Revising is an entirely different beast from writing; a whole other part of the brain is required, and it doesn’t leave me fulfilled afterwards the way that the act of creating does. I need to connect with my creative side, and I’ve missed that lately. I won’t give up my pantster ways entirely, but plotting will make my life easier so I can spend more time writing and less time revising! Is there anything you think I should add to my list? I’m so excited about this new project!

Advertisements

The Change I’m Choosing

How many of us would choose some of the changes we have undergone in our lives? I know if I could choose my path I would not be unemployed right now, and neither would my husband. The past four years have been a long, sometimes hard four years, not knowing how we would survive or pay for our kids’ college tuition. We’ve spent many sleepless nights and many prayer-filled mornings asking for the courage to keep going and for something to happen to turn our fortunes.

My husband is a talented man, a great leader, and wonderful provider. He was a Marine helicopter pilot for nearly twelve years when he and I decided we wanted our boys to have a more stable life than the military gave us. He left that profession to wade into the uncharted waters of pharmaceutical sales. We left our friends in the Marines and moved to a small town in Wisconsin to raise our sons. Being out of the military took some getting used to for both of us, but Bruce got the hang of his new job and worked for  Warner Lambert before it became Pfizer. Then he worked for Pfizer after they bought out Warner Lambert. About four years ago, Bruce—along with about half the Pfizer sales force—lost his job. The following year I lost my teaching job due to declining enrollment. Neither of us has been able to find a permanent position since then, so we must change.  Neither of us is sure what we will do, but we must do something different.

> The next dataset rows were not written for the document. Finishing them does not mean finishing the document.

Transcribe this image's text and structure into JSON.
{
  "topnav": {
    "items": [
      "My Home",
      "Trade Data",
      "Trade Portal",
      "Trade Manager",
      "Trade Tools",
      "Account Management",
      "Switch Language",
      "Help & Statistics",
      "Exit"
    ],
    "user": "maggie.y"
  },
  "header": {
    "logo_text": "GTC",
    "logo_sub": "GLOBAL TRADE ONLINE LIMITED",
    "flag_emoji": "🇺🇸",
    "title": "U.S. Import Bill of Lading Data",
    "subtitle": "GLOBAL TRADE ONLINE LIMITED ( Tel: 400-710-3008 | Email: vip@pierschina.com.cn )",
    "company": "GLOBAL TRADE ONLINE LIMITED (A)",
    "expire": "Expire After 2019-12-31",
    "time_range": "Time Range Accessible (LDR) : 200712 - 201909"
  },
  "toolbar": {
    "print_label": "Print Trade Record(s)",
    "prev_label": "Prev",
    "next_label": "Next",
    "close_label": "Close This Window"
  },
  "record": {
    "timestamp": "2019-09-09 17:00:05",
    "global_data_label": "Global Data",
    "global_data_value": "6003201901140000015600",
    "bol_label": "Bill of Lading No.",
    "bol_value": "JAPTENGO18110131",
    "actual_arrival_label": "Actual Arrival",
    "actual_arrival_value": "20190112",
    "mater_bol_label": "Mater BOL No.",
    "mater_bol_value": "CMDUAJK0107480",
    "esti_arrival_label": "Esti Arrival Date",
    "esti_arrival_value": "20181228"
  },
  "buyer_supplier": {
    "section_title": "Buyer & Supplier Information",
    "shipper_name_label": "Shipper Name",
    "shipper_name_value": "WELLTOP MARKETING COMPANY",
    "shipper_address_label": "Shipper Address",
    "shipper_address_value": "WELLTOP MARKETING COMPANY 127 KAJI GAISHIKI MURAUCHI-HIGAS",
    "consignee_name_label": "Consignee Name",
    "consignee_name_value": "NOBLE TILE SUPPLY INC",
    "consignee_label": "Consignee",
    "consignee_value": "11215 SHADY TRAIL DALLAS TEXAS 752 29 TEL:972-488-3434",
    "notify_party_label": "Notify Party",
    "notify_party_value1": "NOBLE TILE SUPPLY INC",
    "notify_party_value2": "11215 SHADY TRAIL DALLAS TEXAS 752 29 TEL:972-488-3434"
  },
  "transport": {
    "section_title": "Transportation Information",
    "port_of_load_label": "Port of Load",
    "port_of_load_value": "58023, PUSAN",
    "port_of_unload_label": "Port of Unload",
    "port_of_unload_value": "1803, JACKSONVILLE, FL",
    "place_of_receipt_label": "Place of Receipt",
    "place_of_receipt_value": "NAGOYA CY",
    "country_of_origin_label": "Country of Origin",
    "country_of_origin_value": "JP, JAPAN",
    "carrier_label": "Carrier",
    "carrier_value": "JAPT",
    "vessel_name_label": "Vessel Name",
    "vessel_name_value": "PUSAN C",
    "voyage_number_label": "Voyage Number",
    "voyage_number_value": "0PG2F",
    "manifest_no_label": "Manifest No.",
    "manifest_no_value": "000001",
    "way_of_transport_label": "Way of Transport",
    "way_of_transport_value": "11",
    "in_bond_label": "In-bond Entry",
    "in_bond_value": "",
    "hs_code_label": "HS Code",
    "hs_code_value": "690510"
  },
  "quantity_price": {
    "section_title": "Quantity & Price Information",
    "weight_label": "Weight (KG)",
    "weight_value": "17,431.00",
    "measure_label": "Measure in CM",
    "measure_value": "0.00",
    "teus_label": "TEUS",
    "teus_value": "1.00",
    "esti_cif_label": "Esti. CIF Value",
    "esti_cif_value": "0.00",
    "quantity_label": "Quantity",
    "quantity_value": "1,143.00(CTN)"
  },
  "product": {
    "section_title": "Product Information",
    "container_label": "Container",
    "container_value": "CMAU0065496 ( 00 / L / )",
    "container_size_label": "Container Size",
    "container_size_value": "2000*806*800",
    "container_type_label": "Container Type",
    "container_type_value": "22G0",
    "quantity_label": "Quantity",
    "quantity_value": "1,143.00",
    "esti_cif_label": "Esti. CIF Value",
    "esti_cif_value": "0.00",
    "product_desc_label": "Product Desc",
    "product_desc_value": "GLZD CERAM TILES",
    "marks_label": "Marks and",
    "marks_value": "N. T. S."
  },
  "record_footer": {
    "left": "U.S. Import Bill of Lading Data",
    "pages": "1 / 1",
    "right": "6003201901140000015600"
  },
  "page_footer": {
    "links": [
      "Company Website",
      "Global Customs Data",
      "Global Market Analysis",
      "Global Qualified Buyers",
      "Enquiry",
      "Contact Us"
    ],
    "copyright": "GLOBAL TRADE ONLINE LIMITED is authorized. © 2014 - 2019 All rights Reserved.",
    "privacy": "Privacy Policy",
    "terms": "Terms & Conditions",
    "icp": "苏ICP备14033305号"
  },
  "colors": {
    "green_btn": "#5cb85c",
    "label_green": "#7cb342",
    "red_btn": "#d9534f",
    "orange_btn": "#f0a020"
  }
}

Change is hard, however, even painful. It’s full of unknowns, full of challenges, some we can see and will handle well, but others we will only be able to work through as they happen. But the pain of a life in transition often leads to joys that we can’t see while we’re in the midst of the change. Change can lead to growth in our talents and in our perspective if we allow it. If we follow our passions and our interests, perhaps the change will be something we never expected, but which will change us and those around us for the better. That is what I hope for at this stage of my life.  I plan to focus on the positives wherever I find them, what I have rather than what I don’t have.

Back in April I went to a conference in Madison, Wisconsin, called the Writers Institute. I met a number of talented writers, both published and unpublished like me. At one of the sessions one writer, Laurie Buchanan, who is also a Ph.D., a motivational speaker, and a Life Coach, said something that resonated with me. It must resonate for a lot of people. She said, “What you are not changing, you are choosing.” That was, as Oprah puts it, an “ah hah” moment for me.

So here is my change. I am going to be a writer, a goal I’ve had for years. From now on when people ask me what I do for a living, I will answer, “I’m a writer.” I may be unpublished as yet, but I am a writer.  I believe we are what we do every day. I write every day, so I’m a writer. Aristotle said, “We are what we repeatedly do. Excellence, then, is not an act, but a habit.” I am establishing the habit of writing. One day I will be excellent at it, but in the meantime, I am going to work my butt off to make my dreams a reality. My students have known my secret dream, and so have a few of my friends, but for a long time I haven’t believed I could be a writer despite what I have said. I believe it now because I am choosing it. I am a writer. What change will you choose? Do you have the courage to live your dream?